A new traffic camera has been installed on a bridge that connects the city of Portland with its suburbs.
The camera, installed by the Portland Traffic & Safety Commission (TPP) at the intersection of Oregon Avenue and State Road, captures traffic from all sides and provides a feed into a data system that maps traffic congestion.
According to the Portland Tribune, the new camera, called “PBS Cam,” is equipped with “a high-speed camera, a radar detector, a video camera, and an infrared camera to measure the movement of pedestrians.”
According to the PBS Cam website, “a person can look at the images on the camera for up to 15 minutes to see where they are in the street.”
According to Portland police, the camera captures “about 10 percent of the time during peak hours.”
The other 10 percent are captured during the night and when there is a significant amount of traffic.
Portland police have been looking into the possibility of installing more cameras, including a new one installed in Portland.
However, it appears the PBS cam is not the only camera in use on the bridge.
A Portland Traffic Cams website, however, states that “PTSC is currently in the process of developing a system to capture data on the traffic of pedestrians from other locations.”
The website continues: “Portland Traffic Camps system is currently being tested in a number of different locations, including in other major cities such as Seattle, New York, and Boston.
It will be tested with a number a pedestrians and bicyclists to see what works and what doesn’t.”
The PBS Cam system is also not the first traffic camera in Portland to be installed.
In November, the city installed a pedestrian and cyclist camera along the bridge between Eastlake and Lakeview.
The PBS Cam is similar in size and features similar features to the other traffic cameras in Portland and will capture video of the pedestrian and bicycle traffic at the crossing and on the roadway at the same time.
In November, Mayor Ted Wheeler announced that the city would install two more cameras on the bridges.
“The City is also considering additional cameras along I-84, including on the Portland-Washington Bridge, which will be monitored to ensure that the traffic signals are safe for everyone,” Wheeler wrote in a press release.
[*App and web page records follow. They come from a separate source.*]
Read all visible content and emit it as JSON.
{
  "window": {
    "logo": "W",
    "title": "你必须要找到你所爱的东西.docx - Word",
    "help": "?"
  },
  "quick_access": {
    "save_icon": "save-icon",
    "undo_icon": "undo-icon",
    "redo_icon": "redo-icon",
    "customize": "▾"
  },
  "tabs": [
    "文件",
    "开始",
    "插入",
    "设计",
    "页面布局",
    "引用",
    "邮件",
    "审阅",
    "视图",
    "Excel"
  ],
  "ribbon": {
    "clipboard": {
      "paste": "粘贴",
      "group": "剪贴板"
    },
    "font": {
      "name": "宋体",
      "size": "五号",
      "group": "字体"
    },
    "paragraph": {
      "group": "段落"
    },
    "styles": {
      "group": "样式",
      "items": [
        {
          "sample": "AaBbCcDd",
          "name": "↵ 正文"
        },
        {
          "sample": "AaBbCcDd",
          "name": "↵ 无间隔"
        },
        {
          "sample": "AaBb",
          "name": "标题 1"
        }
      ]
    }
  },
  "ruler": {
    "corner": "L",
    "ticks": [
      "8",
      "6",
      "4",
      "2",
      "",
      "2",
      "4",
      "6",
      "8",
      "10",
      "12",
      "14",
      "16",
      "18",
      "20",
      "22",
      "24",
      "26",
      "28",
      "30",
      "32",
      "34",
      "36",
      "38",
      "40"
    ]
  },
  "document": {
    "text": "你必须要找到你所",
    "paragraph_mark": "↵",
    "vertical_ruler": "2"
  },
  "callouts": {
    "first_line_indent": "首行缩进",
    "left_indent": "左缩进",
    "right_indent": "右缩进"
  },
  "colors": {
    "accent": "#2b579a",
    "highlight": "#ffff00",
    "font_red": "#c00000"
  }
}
“We are also working with the Federal Highway Administration to develop and implement safety enhancements to ensure the safety of pedestrians and cyclists traveling in the city’s most congested areas.”
According the Portland Bureau of Transportation, the PBS Cams cameras are “not mandatory for the crossings.”
According the bureau, the cameras are installed “to monitor the traffic patterns and the visibility of pedestrians in certain locations.
It is not mandatory for any crossing to be equipped with cameras.”
The Portland Police Department told KGW that “they are working with partners and the Portland Police Bureau to make sure all of the information they collect is secure.
They do not want to have the public believe there is any risk of any cameras operating in a particular location, and we are working to secure our camera systems.
They are also not required to install cameras on all of our crossings.”
In February, the Portland City Council approved a proposal to install a traffic camera on a new bridge over the I-5 in Portland’s West End neighborhood.
The plan would cost $8.5 million.
The Portland Traffic Safety Commission is also working on plans to install two cameras on a pedestrian bridge over a freeway near Portland’s Port of Portland.
According to a press report, the traffic camera project would be funded by “a $2.2 million federal grant that has been awarded to the city from the Federal Emergency Management Agency.”
The funding would allow for construction of the cameras, which would cost approximately $8 million.
The Portland Bureau Of Transportation said that “The Portland-Seattle Freeway (which connects Portland with Seattle) has a pedestrian crossing and has been the primary route for pedestrian and bicyclist movement in the area.”
The bureau said that a pedestrian camera would be installed “on the southbound lane of the Seattle-Portland Freeway, and would be located on a location adjacent to the pedestrian crossing.”
The agency added that the project is in the “early stages.”